Extracted records:

· · · · ·

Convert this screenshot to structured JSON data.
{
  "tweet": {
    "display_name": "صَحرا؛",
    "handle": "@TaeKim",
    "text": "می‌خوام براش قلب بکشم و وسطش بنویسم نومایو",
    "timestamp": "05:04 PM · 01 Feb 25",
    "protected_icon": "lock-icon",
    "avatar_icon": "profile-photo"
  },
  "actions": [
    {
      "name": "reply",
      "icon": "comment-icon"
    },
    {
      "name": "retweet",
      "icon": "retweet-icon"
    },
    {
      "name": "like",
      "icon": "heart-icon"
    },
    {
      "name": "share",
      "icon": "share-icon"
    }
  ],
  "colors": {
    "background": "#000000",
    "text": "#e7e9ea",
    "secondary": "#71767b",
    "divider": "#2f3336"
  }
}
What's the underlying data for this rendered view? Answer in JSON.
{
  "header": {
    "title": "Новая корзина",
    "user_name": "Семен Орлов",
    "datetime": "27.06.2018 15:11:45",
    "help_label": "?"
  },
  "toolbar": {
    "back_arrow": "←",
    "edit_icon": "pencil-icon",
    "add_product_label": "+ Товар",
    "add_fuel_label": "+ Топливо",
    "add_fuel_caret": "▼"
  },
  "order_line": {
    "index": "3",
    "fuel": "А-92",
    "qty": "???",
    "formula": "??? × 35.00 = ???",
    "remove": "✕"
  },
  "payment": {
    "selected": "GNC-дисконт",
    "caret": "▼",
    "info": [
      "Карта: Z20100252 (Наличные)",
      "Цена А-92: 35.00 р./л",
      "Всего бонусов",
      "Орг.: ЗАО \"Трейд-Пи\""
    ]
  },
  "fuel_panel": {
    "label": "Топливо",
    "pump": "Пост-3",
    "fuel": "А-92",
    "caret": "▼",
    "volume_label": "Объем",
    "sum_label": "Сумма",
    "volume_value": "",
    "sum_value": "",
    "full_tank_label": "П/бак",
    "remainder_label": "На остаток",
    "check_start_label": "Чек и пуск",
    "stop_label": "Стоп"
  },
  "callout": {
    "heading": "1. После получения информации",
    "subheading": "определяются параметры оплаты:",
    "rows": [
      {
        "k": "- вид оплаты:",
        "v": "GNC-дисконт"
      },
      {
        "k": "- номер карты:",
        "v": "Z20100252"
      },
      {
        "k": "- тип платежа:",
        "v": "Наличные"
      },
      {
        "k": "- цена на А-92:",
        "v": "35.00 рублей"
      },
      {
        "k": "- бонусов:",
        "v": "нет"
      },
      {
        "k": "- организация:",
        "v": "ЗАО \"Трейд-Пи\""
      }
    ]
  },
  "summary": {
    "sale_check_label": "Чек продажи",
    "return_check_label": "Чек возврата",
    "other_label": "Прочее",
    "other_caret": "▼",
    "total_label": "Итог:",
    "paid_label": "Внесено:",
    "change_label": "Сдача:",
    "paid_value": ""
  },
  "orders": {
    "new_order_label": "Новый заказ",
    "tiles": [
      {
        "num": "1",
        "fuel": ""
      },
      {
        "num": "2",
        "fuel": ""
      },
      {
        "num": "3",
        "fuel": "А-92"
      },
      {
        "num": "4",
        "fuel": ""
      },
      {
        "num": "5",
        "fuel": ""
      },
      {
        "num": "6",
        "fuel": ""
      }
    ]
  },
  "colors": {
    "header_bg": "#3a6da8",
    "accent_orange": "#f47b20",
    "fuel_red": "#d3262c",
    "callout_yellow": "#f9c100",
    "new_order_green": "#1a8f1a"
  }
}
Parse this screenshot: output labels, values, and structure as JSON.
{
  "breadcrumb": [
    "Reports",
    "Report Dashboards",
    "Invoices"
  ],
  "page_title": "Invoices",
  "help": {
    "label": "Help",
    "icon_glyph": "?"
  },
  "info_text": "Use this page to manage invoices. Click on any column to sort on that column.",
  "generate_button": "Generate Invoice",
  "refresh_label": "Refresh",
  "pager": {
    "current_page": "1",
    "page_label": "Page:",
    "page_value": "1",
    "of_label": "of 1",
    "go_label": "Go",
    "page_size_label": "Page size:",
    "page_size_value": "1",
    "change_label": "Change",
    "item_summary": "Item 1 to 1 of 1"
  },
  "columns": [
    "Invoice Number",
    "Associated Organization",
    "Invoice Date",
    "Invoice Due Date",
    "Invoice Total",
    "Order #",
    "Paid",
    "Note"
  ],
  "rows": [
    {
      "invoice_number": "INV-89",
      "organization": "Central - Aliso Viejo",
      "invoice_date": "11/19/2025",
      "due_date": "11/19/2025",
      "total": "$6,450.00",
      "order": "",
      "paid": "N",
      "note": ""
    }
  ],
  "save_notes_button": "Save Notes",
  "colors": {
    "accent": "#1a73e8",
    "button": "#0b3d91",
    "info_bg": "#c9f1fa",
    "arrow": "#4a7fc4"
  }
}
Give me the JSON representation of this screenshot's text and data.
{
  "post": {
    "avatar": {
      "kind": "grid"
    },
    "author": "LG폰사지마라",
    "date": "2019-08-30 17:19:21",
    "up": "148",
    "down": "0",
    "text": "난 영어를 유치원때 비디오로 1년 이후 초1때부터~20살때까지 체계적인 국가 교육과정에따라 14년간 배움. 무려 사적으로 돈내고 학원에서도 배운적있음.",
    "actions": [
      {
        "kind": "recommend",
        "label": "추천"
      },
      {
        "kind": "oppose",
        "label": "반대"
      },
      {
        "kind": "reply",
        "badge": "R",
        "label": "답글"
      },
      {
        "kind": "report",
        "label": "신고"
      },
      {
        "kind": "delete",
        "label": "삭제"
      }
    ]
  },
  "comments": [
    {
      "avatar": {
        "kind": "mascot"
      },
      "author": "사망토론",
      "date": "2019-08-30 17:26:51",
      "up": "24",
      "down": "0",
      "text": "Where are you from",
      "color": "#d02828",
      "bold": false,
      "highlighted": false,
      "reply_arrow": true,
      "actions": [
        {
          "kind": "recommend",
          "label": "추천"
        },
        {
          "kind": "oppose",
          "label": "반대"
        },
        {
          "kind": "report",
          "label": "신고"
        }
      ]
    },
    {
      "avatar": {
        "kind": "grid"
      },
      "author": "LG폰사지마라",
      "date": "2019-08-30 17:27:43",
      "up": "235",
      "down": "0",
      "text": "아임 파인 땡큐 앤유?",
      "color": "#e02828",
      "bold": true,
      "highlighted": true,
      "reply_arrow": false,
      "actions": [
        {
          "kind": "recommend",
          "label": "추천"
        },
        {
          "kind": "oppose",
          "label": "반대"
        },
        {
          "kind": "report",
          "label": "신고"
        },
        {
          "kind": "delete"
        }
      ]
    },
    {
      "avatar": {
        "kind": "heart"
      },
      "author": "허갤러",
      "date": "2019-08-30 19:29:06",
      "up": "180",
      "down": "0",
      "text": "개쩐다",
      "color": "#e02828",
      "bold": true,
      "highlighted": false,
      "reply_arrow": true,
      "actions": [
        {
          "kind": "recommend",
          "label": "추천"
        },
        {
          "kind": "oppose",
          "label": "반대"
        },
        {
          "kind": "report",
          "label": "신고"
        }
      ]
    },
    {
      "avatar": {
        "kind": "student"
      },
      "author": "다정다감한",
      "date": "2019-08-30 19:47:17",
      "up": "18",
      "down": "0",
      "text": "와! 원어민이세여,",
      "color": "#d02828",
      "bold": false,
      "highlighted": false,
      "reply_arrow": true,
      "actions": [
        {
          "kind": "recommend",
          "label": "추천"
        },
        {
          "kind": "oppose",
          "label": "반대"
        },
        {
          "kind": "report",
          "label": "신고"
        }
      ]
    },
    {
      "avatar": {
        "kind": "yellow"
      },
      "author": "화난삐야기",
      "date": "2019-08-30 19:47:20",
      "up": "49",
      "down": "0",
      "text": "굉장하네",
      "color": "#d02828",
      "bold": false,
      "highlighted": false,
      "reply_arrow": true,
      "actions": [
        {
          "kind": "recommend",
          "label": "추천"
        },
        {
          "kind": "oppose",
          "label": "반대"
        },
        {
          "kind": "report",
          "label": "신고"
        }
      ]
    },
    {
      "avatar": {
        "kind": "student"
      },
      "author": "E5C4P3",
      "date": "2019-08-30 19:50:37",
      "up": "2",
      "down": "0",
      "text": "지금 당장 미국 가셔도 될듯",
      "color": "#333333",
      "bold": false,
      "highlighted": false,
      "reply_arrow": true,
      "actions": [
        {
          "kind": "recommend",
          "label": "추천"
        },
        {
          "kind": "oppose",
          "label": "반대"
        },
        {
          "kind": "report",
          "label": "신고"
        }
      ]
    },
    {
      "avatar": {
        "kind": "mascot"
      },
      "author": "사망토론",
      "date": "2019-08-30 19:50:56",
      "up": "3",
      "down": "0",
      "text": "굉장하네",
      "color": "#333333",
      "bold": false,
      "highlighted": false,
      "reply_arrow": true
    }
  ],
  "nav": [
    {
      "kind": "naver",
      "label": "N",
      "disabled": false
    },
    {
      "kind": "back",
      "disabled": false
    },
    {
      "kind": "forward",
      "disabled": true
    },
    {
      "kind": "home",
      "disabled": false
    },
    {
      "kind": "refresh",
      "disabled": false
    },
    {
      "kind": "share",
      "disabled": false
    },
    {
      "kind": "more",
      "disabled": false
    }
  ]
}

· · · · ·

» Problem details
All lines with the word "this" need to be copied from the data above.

» Output below
Convert this screenshot to structured JSON data.
What's the underlying data for this rendered view? Answer in JSON.
Parse this screenshot: output labels, values, and structure as JSON.
  "info_text": "Use this page to manage invoices. Click on any column to sort on that column.",
Give me the JSON representation of this screenshot's text and data.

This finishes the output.